### [Problem details]
Your reply is to be the lines below, exactly as written, with images omitted.

### [Records supplied]
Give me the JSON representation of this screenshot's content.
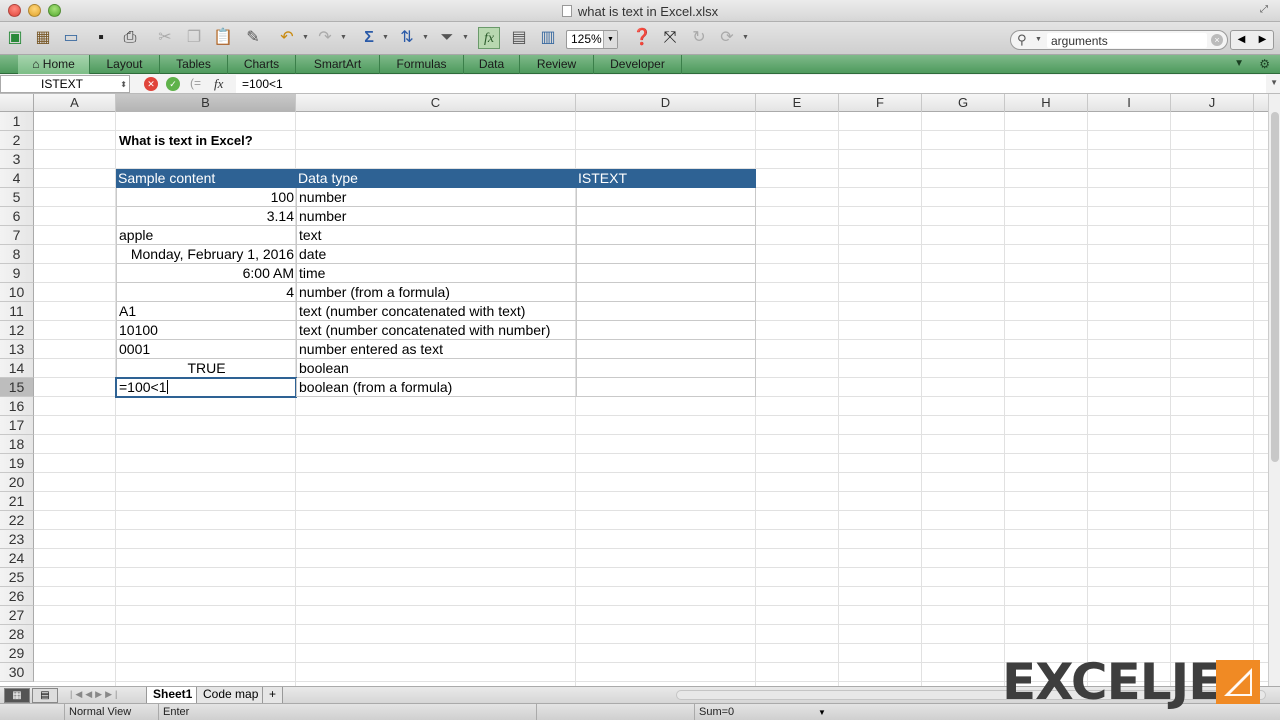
{
  "window": {
    "title": "what is text in Excel.xlsx"
  },
  "toolbar": {
    "zoom": "125%",
    "search_value": "arguments"
  },
  "ribbon": {
    "tabs": [
      "Home",
      "Layout",
      "Tables",
      "Charts",
      "SmartArt",
      "Formulas",
      "Data",
      "Review",
      "Developer"
    ]
  },
  "formula_bar": {
    "name_box": "ISTEXT",
    "fx_label": "fx",
    "formula": "=100<1"
  },
  "grid": {
    "columns": [
      "A",
      "B",
      "C",
      "D",
      "E",
      "F",
      "G",
      "H",
      "I",
      "J"
    ],
    "rows": [
      "1",
      "2",
      "3",
      "4",
      "5",
      "6",
      "7",
      "8",
      "9",
      "10",
      "11",
      "12",
      "13",
      "14",
      "15",
      "16",
      "17",
      "18",
      "19",
      "20",
      "21",
      "22",
      "23",
      "24",
      "25",
      "26",
      "27",
      "28",
      "29",
      "30"
    ],
    "active_column": "B",
    "active_row": "15"
  },
  "sheet": {
    "title": "What is text in Excel?",
    "table": {
      "headers": [
        "Sample content",
        "Data type",
        "ISTEXT"
      ],
      "rows": [
        {
          "content": "100",
          "type": "number",
          "align": "r"
        },
        {
          "content": "3.14",
          "type": "number",
          "align": "r"
        },
        {
          "content": "apple",
          "type": "text",
          "align": "l"
        },
        {
          "content": "Monday, February 1, 2016",
          "type": "date",
          "align": "r"
        },
        {
          "content": "6:00 AM",
          "type": "time",
          "align": "r"
        },
        {
          "content": "4",
          "type": "number (from a formula)",
          "align": "r"
        },
        {
          "content": "A1",
          "type": "text (number concatenated with text)",
          "align": "l"
        },
        {
          "content": "10100",
          "type": "text (number concatenated with number)",
          "align": "l"
        },
        {
          "content": "0001",
          "type": "number entered as text",
          "align": "l"
        },
        {
          "content": "TRUE",
          "type": "boolean",
          "align": "c"
        },
        {
          "content": "=100<1",
          "type": "boolean (from a formula)",
          "align": "l"
        }
      ]
    }
  },
  "sheet_tabs": [
    "Sheet1",
    "Code map",
    "+"
  ],
  "status_bar": {
    "view": "Normal View",
    "mode": "Enter",
    "sum": "Sum=0"
  },
  "logo": {
    "text": "EXCELJET"
  },
  "colors": {
    "header_blue": "#2e6294",
    "ribbon_green": "#4e9a5d",
    "logo_orange": "#f08a24"
  }
}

### [Task output]
Give me the JSON representation of this screenshot's content.
{
  "window": {
    "title": "what is text in Excel.xlsx"
  },
  "toolbar": {
    "zoom": "125%",
    "search_value": "arguments"
  },
  "ribbon": {
    "tabs": [
      "Home",
      "Layout",
      "Tables",
      "Charts",
      "SmartArt",
      "Formulas",
      "Data",
      "Review",
      "Developer"
    ]
  },
  "formula_bar": {
    "name_box": "ISTEXT",
    "fx_label": "fx",
    "formula": "=100<1"
  },
  "grid": {
    "columns": [
      "A",
      "B",
      "C",
      "D",
      "E",
      "F",
      "G",
      "H",
      "I",
      "J"
    ],
    "rows": [
      "1",
      "2",
      "3",
      "4",
      "5",
      "6",
      "7",
      "8",
      "9",
      "10",
      "11",
      "12",
      "13",
      "14",
      "15",
      "16",
      "17",
      "18",
      "19",
      "20",
      "21",
      "22",
      "23",
      "24",
      "25",
      "26",
      "27",
      "28",
      "29",
      "30"
    ],
    "active_column": "B",
    "active_row": "15"
  },
  "sheet": {
    "title": "What is text in Excel?",
    "table": {
      "headers": [
        "Sample content",
        "Data type",
        "ISTEXT"
      ],
      "rows": [
        {
          "content": "100",
          "type": "number",
          "align": "r"
        },
        {
          "content": "3.14",
          "type": "number",
          "align": "r"
        },
        {
          "content": "apple",
          "type": "text",
          "align": "l"
        },
        {
          "content": "Monday, February 1, 2016",
          "type": "date",
          "align": "r"
        },
        {
          "content": "6:00 AM",
          "type": "time",
          "align": "r"
        },
        {
          "content": "4",
          "type": "number (from a formula)",
          "align": "r"
        },
        {
          "content": "A1",
          "type": "text (number concatenated with text)",
          "align": "l"
        },
        {
          "content": "10100",
          "type": "text (number concatenated with number)",
          "align": "l"
        },
        {
          "content": "0001",
          "type": "number entered as text",
          "align": "l"
        },
        {
          "content": "TRUE",
          "type": "boolean",
          "align": "c"
        },
        {
          "content": "=100<1",
          "type": "boolean (from a formula)",
          "align": "l"
        }
      ]
    }
  },
  "sheet_tabs": [
    "Sheet1",
    "Code map",
    "+"
  ],
  "status_bar": {
    "view": "Normal View",
    "mode": "Enter",
    "sum": "Sum=0"
  },
  "logo": {
    "text": "EXCELJET"
  },
  "colors": {
    "header_blue": "#2e6294",
    "ribbon_green": "#4e9a5d",
    "logo_orange": "#f08a24"
  }
}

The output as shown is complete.